» **WORK ORDER**: So long as no pictures are carried over, output the records below exactly.

Entries taken from a collection:
####
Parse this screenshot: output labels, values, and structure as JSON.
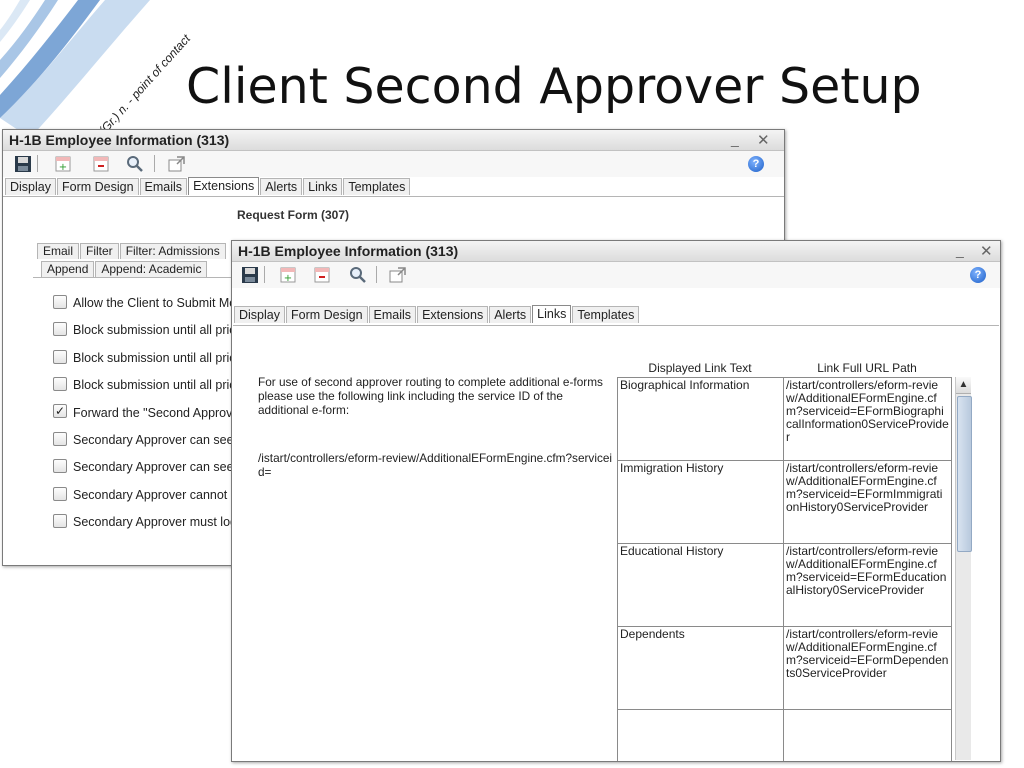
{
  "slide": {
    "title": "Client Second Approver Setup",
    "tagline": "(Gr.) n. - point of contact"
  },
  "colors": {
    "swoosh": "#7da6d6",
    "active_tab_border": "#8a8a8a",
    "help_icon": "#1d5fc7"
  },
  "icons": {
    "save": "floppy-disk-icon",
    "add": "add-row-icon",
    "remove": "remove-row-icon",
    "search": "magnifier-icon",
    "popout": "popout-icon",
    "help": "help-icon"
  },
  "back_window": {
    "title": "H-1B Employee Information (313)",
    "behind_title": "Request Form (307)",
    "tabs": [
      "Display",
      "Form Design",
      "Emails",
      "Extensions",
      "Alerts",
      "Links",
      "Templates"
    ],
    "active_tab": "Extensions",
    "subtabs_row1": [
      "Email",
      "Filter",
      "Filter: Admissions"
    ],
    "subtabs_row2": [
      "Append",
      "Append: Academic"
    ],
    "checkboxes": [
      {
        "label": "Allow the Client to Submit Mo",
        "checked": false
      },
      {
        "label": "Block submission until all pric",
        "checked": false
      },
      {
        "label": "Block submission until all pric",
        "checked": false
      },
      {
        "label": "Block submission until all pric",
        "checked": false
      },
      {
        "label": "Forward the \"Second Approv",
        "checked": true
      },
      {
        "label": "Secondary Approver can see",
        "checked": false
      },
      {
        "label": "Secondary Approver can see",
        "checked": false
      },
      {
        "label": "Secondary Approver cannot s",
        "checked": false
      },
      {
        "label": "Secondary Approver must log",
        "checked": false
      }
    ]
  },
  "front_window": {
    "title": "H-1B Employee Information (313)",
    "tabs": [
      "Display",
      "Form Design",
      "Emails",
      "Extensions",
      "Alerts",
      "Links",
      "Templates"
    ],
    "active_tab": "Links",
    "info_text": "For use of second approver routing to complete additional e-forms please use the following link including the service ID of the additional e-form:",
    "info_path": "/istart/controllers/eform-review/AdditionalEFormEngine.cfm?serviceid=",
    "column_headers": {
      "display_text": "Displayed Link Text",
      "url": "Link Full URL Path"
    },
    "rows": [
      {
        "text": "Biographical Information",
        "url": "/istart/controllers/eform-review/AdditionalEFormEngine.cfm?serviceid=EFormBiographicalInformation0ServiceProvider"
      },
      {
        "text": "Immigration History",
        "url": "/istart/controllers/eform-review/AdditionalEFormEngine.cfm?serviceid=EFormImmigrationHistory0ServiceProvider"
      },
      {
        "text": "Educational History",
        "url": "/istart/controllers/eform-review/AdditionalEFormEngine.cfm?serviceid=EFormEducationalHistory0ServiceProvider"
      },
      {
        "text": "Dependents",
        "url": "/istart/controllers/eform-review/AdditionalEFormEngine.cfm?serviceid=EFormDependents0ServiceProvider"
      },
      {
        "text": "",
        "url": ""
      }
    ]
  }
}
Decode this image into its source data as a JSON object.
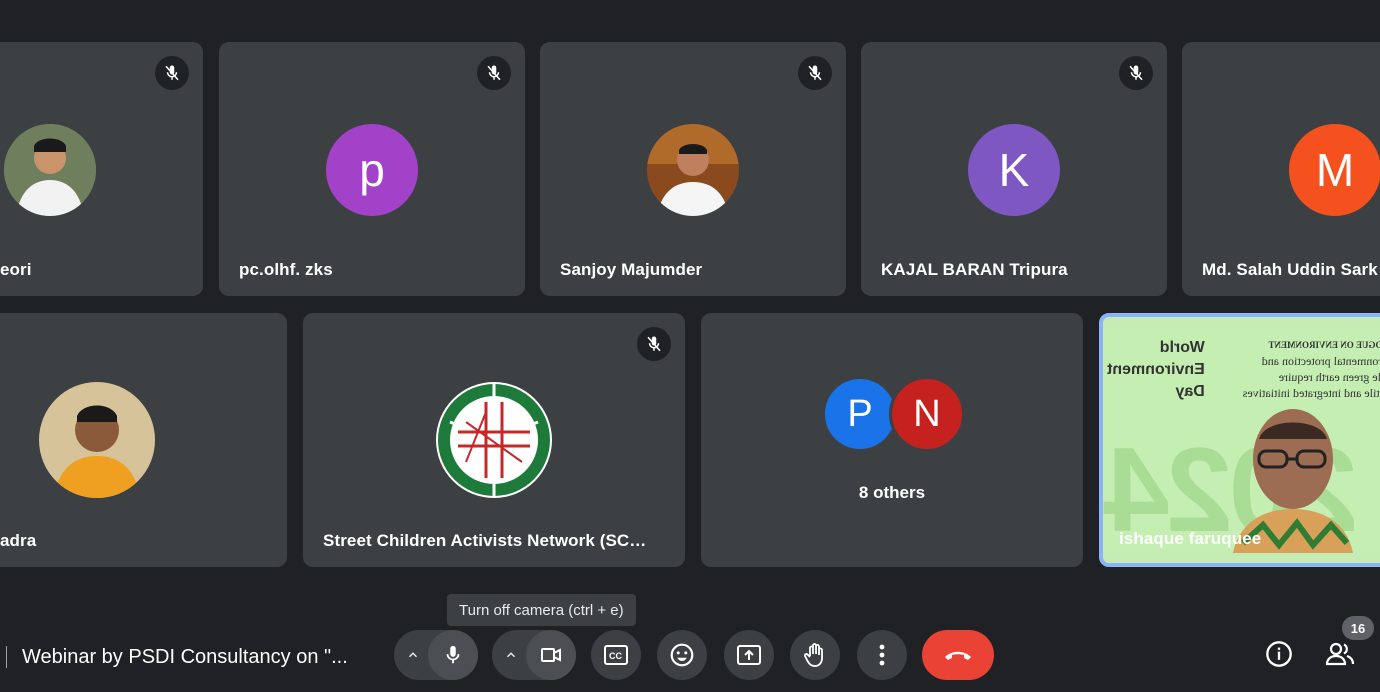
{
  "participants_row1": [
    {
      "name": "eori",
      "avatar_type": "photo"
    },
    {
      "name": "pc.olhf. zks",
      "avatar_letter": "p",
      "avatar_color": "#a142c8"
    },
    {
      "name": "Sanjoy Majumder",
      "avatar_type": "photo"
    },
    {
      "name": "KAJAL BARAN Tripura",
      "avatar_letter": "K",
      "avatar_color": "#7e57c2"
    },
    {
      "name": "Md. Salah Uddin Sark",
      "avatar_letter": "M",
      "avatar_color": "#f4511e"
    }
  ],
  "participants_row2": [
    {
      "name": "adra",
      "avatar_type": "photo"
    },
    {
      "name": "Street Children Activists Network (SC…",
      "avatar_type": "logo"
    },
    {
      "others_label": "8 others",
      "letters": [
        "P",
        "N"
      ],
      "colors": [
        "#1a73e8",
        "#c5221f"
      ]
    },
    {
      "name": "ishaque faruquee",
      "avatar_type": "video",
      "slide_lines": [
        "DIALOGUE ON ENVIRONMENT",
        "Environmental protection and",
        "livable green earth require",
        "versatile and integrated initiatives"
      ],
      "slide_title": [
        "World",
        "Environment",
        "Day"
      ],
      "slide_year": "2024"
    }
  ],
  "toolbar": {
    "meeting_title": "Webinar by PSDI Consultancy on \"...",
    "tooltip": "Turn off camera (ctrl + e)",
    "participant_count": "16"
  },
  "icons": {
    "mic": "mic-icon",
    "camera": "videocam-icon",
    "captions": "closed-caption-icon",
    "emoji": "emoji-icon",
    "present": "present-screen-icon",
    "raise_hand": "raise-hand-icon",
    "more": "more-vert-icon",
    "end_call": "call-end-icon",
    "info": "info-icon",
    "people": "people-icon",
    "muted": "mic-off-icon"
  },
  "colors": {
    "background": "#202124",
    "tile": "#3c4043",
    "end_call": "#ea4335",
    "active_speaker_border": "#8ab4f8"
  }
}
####
» **RESULT BELOW**:
Parse this screenshot: output labels, values, and structure as JSON.
{
  "slide": {
    "title": "Client Second Approver Setup",
    "tagline": "(Gr.) n. - point of contact"
  },
  "colors": {
    "swoosh": "#7da6d6",
    "active_tab_border": "#8a8a8a",
    "help_icon": "#1d5fc7"
  },
  "icons": {
    "save": "floppy-disk-icon",
    "add": "add-row-icon",
    "remove": "remove-row-icon",
    "search": "magnifier-icon",
    "popout": "popout-icon",
    "help": "help-icon"
  },
  "back_window": {
    "title": "H-1B Employee Information (313)",
    "behind_title": "Request Form (307)",
    "tabs": [
      "Display",
      "Form Design",
      "Emails",
      "Extensions",
      "Alerts",
      "Links",
      "Templates"
    ],
    "active_tab": "Extensions",
    "subtabs_row1": [
      "Email",
      "Filter",
      "Filter: Admissions"
    ],
    "subtabs_row2": [
      "Append",
      "Append: Academic"
    ],
    "checkboxes": [
      {
        "label": "Allow the Client to Submit Mo",
        "checked": false
      },
      {
        "label": "Block submission until all pric",
        "checked": false
      },
      {
        "label": "Block submission until all pric",
        "checked": false
      },
      {
        "label": "Block submission until all pric",
        "checked": false
      },
      {
        "label": "Forward the \"Second Approv",
        "checked": true
      },
      {
        "label": "Secondary Approver can see",
        "checked": false
      },
      {
        "label": "Secondary Approver can see",
        "checked": false
      },
      {
        "label": "Secondary Approver cannot s",
        "checked": false
      },
      {
        "label": "Secondary Approver must log",
        "checked": false
      }
    ]
  },
  "front_window": {
    "title": "H-1B Employee Information (313)",
    "tabs": [
      "Display",
      "Form Design",
      "Emails",
      "Extensions",
      "Alerts",
      "Links",
      "Templates"
    ],
    "active_tab": "Links",
    "info_text": "For use of second approver routing to complete additional e-forms please use the following link including the service ID of the additional e-form:",
    "info_path": "/istart/controllers/eform-review/AdditionalEFormEngine.cfm?serviceid=",
    "column_headers": {
      "display_text": "Displayed Link Text",
      "url": "Link Full URL Path"
    },
    "rows": [
      {
        "text": "Biographical Information",
        "url": "/istart/controllers/eform-review/AdditionalEFormEngine.cfm?serviceid=EFormBiographicalInformation0ServiceProvider"
      },
      {
        "text": "Immigration History",
        "url": "/istart/controllers/eform-review/AdditionalEFormEngine.cfm?serviceid=EFormImmigrationHistory0ServiceProvider"
      },
      {
        "text": "Educational History",
        "url": "/istart/controllers/eform-review/AdditionalEFormEngine.cfm?serviceid=EFormEducationalHistory0ServiceProvider"
      },
      {
        "text": "Dependents",
        "url": "/istart/controllers/eform-review/AdditionalEFormEngine.cfm?serviceid=EFormDependents0ServiceProvider"
      },
      {
        "text": "",
        "url": ""
      }
    ]
  }
}
Decode this image into its source data as a JSON object.
{
  "participants_row1": [
    {
      "name": "eori",
      "avatar_type": "photo"
    },
    {
      "name": "pc.olhf. zks",
      "avatar_letter": "p",
      "avatar_color": "#a142c8"
    },
    {
      "name": "Sanjoy Majumder",
      "avatar_type": "photo"
    },
    {
      "name": "KAJAL BARAN Tripura",
      "avatar_letter": "K",
      "avatar_color": "#7e57c2"
    },
    {
      "name": "Md. Salah Uddin Sark",
      "avatar_letter": "M",
      "avatar_color": "#f4511e"
    }
  ],
  "participants_row2": [
    {
      "name": "adra",
      "avatar_type": "photo"
    },
    {
      "name": "Street Children Activists Network (SC…",
      "avatar_type": "logo"
    },
    {
      "others_label": "8 others",
      "letters": [
        "P",
        "N"
      ],
      "colors": [
        "#1a73e8",
        "#c5221f"
      ]
    },
    {
      "name": "ishaque faruquee",
      "avatar_type": "video",
      "slide_lines": [
        "DIALOGUE ON ENVIRONMENT",
        "Environmental protection and",
        "livable green earth require",
        "versatile and integrated initiatives"
      ],
      "slide_title": [
        "World",
        "Environment",
        "Day"
      ],
      "slide_year": "2024"
    }
  ],
  "toolbar": {
    "meeting_title": "Webinar by PSDI Consultancy on \"...",
    "tooltip": "Turn off camera (ctrl + e)",
    "participant_count": "16"
  },
  "icons": {
    "mic": "mic-icon",
    "camera": "videocam-icon",
    "captions": "closed-caption-icon",
    "emoji": "emoji-icon",
    "present": "present-screen-icon",
    "raise_hand": "raise-hand-icon",
    "more": "more-vert-icon",
    "end_call": "call-end-icon",
    "info": "info-icon",
    "people": "people-icon",
    "muted": "mic-off-icon"
  },
  "colors": {
    "background": "#202124",
    "tile": "#3c4043",
    "end_call": "#ea4335",
    "active_speaker_border": "#8ab4f8"
  }
}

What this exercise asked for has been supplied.